By Brett & Kate McKay, AOM
Integrity. It’s a quality every man worth his salt aspires to. It encompasses many of the best and most admirable traits in a man: honesty, uprightness, trustworthiness, fairness, loyalty, and the courage to keep one’s word and one’s promises, regardless of the consequences. The word integrity derives from the Latin for “wholeness” and it denotes a man who has successfully integrated all good virtues – who not only talks the talk, but walks the walk. It’s not too difficult to discuss this quality in a general way and offer advice on maintaining one’s integrity of the “just do it” variety. But a quick glance at the never-ending news headlines trumpeting the latest scandal and tale of corruption shows that that’s not always the most effective approach. While the foundation of integrity is having a firm moral code of right and wrong, it can also be enormously helpful, even crucial, to understand the psychological and environmental factors that can tempt us to stray from that code. What’s at the root of our decision to sometimes compromise our principles? What kinds of things lead us to be less honest and what kinds of things help us to be more upright? What are some practical ways we can check our temptations to be immoral or unethical? How can we strengthen not only our own integrity, but the integrity of society as well? In this four-part series on integrity, we will use the research of Dan Ariely, professor of psychology and behavioral economics, and others in order to answer these vital questions.
Why Do We Compromise Our Integrity?
Every day we are faced with little decisions that reflect on our integrity. What’s okay to call a business expense or put on the company charge card? Is it really so bad to stretch the truth a little on your resume in order to land your dream job? Is it wrong to do a little casual flirting when your girlfriend isn’t around? If you’ve missed a lot of class, can you tell your professor a family member died? Is it bad to call in sick to work (or to the social/family function you’re dreading) when you’re hung-over? Is it okay to pirate movies or use ad block when surfing the web? For a long time it was thought that people made such decisions by employing a rational cost/benefit analysis. When tempted to engage in an unethical behavior, they would weigh the chances of getting caught and the resulting punishment against the possible reward, and then act accordingly. However, experiments by Dr. Ariely and others have shown that far from being a deliberate, rational choice, dishonesty often results from psychological and environmental factors that people typically aren’t even aware of…….
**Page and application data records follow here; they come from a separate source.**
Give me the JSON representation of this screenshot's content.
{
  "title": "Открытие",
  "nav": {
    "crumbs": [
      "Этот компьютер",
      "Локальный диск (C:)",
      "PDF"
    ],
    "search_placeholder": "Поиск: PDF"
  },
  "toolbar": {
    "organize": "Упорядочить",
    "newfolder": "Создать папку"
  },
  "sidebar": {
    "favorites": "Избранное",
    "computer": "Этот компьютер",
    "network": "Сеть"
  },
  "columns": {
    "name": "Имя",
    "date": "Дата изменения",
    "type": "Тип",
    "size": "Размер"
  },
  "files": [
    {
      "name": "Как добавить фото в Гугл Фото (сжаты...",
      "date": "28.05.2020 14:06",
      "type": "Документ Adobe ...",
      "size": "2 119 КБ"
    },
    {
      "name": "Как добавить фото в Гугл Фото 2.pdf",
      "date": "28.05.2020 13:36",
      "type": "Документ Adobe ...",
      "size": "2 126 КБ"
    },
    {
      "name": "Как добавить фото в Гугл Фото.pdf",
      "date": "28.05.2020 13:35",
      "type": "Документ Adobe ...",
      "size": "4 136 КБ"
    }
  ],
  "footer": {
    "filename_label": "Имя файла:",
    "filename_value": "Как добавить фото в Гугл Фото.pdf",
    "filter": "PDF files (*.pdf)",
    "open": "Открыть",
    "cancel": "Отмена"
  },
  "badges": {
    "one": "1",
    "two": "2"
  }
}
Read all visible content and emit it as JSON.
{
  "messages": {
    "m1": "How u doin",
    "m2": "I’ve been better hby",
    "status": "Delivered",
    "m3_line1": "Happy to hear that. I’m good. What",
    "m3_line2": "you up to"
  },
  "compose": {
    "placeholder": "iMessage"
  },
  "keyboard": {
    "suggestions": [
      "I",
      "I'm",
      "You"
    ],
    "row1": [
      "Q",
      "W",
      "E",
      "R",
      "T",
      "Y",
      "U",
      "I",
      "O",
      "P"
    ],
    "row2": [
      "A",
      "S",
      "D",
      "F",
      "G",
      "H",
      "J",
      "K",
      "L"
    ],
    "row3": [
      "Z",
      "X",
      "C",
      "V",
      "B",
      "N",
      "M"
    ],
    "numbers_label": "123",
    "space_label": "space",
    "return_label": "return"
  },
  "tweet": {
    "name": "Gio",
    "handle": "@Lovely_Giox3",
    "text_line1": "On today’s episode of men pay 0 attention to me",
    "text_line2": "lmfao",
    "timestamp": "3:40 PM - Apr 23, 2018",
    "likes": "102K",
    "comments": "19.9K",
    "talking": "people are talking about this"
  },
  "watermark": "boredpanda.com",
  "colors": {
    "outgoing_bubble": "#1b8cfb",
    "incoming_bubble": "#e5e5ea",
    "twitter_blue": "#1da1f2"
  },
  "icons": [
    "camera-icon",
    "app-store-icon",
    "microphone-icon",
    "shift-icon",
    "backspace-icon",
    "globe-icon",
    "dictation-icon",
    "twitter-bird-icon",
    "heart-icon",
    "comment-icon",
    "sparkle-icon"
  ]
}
Ariely explains these two opposing drives:
“On one hand, we want to view ourselves as honest, honorable people. We want to be able to look at ourselves in the mirror and feel good about ourselves (psychologists call this ego motivation). On the other hand, we want to benefit from cheating and get as much money as possible (this is the standard financial motivation). Clearly these two motivations are in conflict. How can we secure the benefits of cheating and at the same time still view ourselves as honest, wonderful people? This is where our amazing cognitive flexibility comes into play. Thanks to this human skill, as long as we cheat by only a little bit, we can benefit from cheating, and still view ourselves as marvelous human beings. This balancing act is the process of rationalization, and it is the basis of what we’ll call the ‘fudge factor theory.’”